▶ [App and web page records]
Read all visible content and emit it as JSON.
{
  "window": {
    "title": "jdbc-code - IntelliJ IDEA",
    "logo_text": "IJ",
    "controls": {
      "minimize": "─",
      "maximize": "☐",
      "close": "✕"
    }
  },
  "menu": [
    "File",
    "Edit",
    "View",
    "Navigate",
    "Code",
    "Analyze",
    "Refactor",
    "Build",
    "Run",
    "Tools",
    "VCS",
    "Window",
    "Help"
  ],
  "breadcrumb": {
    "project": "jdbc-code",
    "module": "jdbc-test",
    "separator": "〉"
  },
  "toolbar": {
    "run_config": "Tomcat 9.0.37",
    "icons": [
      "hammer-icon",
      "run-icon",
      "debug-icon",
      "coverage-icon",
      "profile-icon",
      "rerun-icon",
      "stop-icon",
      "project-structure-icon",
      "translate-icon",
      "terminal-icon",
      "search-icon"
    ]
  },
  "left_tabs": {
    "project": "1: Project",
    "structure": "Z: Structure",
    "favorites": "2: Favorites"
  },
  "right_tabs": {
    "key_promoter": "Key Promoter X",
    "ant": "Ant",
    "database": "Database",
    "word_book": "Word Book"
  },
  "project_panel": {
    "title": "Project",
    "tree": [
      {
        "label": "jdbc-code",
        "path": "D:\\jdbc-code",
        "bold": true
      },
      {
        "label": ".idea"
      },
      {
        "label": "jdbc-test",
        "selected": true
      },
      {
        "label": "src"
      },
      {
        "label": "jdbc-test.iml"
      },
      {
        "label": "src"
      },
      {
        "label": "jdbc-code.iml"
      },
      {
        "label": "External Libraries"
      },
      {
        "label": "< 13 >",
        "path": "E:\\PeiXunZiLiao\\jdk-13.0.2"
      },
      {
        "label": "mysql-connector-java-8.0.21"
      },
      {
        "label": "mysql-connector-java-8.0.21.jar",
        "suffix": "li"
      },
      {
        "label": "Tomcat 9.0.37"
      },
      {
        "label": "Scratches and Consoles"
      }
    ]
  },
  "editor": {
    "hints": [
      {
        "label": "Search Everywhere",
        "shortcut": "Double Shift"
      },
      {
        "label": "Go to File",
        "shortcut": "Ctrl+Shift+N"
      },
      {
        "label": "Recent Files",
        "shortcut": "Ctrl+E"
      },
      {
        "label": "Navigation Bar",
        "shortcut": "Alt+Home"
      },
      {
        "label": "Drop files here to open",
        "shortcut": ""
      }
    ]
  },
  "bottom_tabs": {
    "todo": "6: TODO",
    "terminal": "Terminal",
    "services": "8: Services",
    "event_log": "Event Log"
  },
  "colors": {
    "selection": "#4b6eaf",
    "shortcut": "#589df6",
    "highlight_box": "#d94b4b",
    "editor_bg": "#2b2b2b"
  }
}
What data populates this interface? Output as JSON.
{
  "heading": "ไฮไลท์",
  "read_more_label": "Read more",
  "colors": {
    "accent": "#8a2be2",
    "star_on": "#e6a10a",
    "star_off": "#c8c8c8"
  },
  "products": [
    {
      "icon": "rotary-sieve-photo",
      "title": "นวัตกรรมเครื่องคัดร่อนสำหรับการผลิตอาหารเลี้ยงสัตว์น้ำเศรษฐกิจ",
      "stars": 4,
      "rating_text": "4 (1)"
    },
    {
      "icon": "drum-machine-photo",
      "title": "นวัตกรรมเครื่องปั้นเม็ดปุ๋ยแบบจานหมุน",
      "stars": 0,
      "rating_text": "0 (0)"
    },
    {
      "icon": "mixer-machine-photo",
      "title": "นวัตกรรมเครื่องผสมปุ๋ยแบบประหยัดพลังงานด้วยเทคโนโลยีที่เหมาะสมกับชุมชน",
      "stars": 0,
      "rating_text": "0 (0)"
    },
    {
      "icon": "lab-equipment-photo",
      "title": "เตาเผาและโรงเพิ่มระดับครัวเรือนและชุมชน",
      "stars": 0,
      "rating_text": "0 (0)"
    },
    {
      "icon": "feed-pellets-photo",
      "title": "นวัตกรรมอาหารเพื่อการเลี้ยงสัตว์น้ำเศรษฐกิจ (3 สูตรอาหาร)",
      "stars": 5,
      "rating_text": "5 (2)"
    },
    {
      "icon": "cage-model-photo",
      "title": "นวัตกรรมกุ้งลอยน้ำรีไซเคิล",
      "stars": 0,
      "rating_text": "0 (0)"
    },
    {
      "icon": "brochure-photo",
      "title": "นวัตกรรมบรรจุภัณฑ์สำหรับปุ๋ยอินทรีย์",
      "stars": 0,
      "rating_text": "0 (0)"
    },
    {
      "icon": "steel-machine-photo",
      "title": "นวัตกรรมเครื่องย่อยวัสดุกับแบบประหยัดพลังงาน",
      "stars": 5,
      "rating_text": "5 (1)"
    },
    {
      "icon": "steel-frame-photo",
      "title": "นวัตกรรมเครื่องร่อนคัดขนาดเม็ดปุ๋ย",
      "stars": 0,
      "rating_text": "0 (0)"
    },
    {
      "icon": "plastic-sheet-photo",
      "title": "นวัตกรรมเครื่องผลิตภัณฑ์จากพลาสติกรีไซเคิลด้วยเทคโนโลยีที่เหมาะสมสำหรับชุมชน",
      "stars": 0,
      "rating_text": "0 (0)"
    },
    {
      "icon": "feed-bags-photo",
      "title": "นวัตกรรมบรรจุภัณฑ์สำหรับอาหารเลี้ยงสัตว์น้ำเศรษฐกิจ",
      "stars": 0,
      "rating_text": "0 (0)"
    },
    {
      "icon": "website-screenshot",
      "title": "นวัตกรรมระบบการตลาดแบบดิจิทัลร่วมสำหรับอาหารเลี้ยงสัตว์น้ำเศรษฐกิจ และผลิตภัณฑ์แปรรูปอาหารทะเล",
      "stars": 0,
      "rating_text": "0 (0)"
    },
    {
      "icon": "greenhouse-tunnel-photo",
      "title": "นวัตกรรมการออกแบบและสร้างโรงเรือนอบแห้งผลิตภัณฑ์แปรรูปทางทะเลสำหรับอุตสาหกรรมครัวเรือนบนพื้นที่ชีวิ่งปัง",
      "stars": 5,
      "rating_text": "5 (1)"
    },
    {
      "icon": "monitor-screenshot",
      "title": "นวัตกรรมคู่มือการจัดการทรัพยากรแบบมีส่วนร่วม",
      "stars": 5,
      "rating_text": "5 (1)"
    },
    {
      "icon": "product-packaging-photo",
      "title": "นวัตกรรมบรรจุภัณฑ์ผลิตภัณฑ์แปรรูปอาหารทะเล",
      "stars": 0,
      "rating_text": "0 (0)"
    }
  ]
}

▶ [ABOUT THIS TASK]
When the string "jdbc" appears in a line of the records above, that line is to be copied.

▶ [EXERCISE RESULT]
    "title": "jdbc-code - IntelliJ IDEA",
    "project": "jdbc-code",
    "module": "jdbc-test",
        "label": "jdbc-code",
        "path": "D:\\jdbc-code",
        "label": "jdbc-test",
        "label": "jdbc-test.iml"
        "label": "jdbc-code.iml"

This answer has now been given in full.